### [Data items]
▬▬▬▬▬▬

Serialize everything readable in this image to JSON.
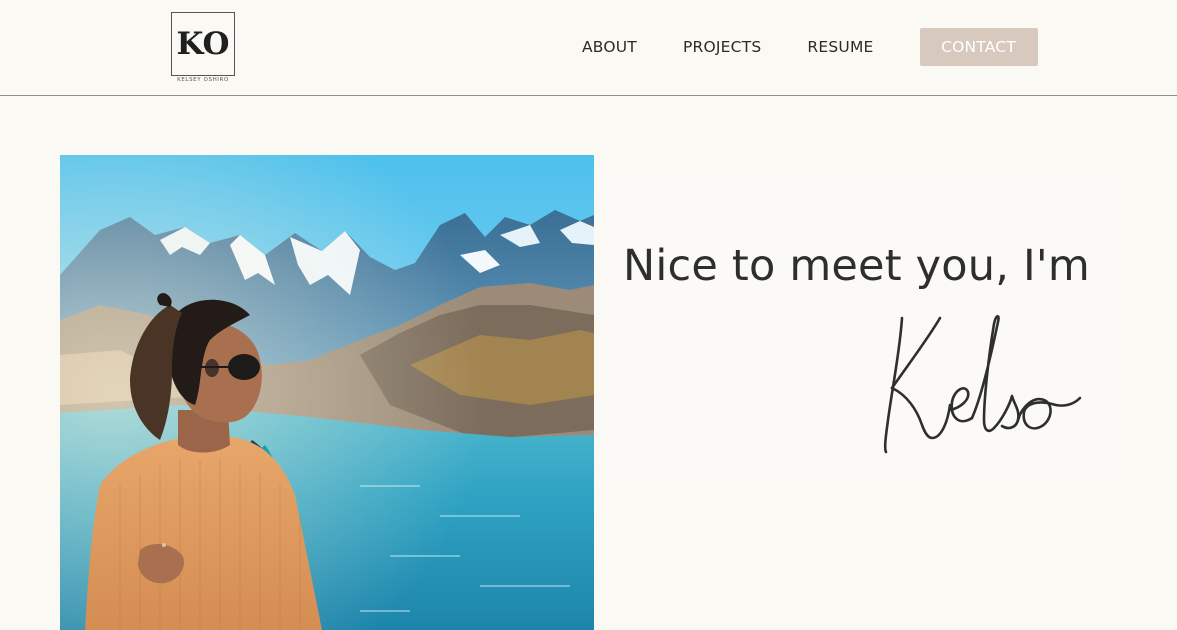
{
  "header": {
    "logo": {
      "monogram": "KO",
      "subtitle": "KELSEY OSHIRO"
    },
    "nav": {
      "about": "ABOUT",
      "projects": "PROJECTS",
      "resume": "RESUME",
      "contact": "CONTACT"
    }
  },
  "hero": {
    "greeting": "Nice to meet you, I'm",
    "signature_name": "Kelso"
  },
  "colors": {
    "background": "#faf9f4",
    "contact_button": "#d8c9bf",
    "text": "#2b2b2b"
  }
}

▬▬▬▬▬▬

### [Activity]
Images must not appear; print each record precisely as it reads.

### [Solution for this exercise]
Serialize everything readable in this image to JSON.
{
  "header": {
    "logo": {
      "monogram": "KO",
      "subtitle": "KELSEY OSHIRO"
    },
    "nav": {
      "about": "ABOUT",
      "projects": "PROJECTS",
      "resume": "RESUME",
      "contact": "CONTACT"
    }
  },
  "hero": {
    "greeting": "Nice to meet you, I'm",
    "signature_name": "Kelso"
  },
  "colors": {
    "background": "#faf9f4",
    "contact_button": "#d8c9bf",
    "text": "#2b2b2b"
  }
}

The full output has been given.